Didn’t know that Stern changed link lengths…most places online only have one type of “Stern flipper rebuild kit” for modern Stern/Sega machines.

Funny you should mention BDK…I think there is too much flipper travel in that game - making it too easy. Incidentally, the one I bought had williams flipper parts, making them travel even further. It felt like one of new newer Gottliebs.

Question: are PAPA machines the definitive source for seeing the “correct” flipper travel? Like, if I watch a tutorial or gameplay video - will it be set up factory? Or do they ever change link/stop to make games harder?

I wouldn’t say I know that either, but I noticed that there seemed to be a difference. So take that for what it’s worth.

[quote=“ryanwanger, post:4, topic:1142”]
Question: are PAPA machines the definitive source for seeing the “correct” flipper travel? Like, if I watch a tutorial or gameplay video - will it be set up factory? Or do they ever change link/stop to make games harder?[/quote]

I wouldn’t think of it in those terms. There’s definitely a “spec” for this on a factory fresh game but there’s going to be differences from flipper to flipper (from varying parts tolerances) and even more so as the games get played and the flipper parts start to wear. Changing the way flippers travel and align has a direct impact on playability and difficulty but I think it’s a matter of taste based on ones goals for game play. I can’t speak for PAPA but I would be very surprised if they weren’t fiddling with flipper parts on some games to make them play harder. I feel like a number of games I’ve played there over the last few years have had non-factory style flippers in them. Perhaps Doug Polka or MHS will see this and comment.

There are definitely two coil stops for Bally games. I had an issue with aligning flippers at rest on a couple of 80’s games - and it ended with a trip to. and conversations with, Terry @ Pinball Life who has the correct ones (and Terry can also explain the history of why repro parts are two different versions, and which version is to factory specs).

The Stern coil stops in flipper rebuild are all the same AFAIK.

Here’s how the factory flipper on my Tron looks:

1 Like

Thank you for doing that. Much appreciated. Did you rebuild those flippers yourself? Where did you get the parts from?

Sorry, maybe I worded this poorly, those are just the original factory flippers that have always been in the machine. Just wanted to give you a reference for the flipper height in the original factory setup. There’s some wear on them by now, of course, but I don’t think that would significantly impact the flipper height.
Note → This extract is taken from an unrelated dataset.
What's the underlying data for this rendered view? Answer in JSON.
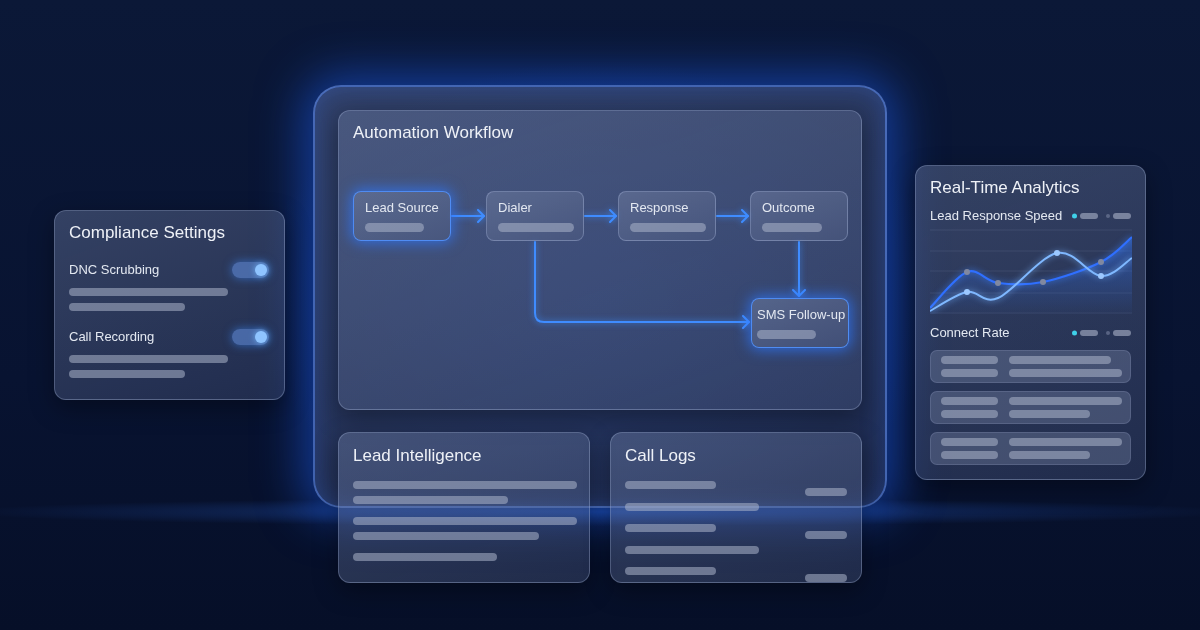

I will advise you to distinguish flipper travel and the behaviour of the ball on a scope kickout. As a lot of other factors come in play on a kickout to up raised flipper. The rubber band to mention one.

As for flipper travel. The coil stop is affecting the stoke position. But the flipper travel is relative to the rest position (as already described here). Which might be different on games you compare with. I’ll say that those alignment holes can be used so differently from one guy to the next, that it leads to very different adjustments. I never use them myself.

Even from the factory, flipper rest position might vary from game to game.

As for PAPA, I am pretty sure they rebuild flippers with choiced parts to have them play with the exact strength and difficulty they want them to have.

1 Like

Solved: I was actually being sold the wrong pawls! PSA about flipper steepness & rebuild kits

1 Like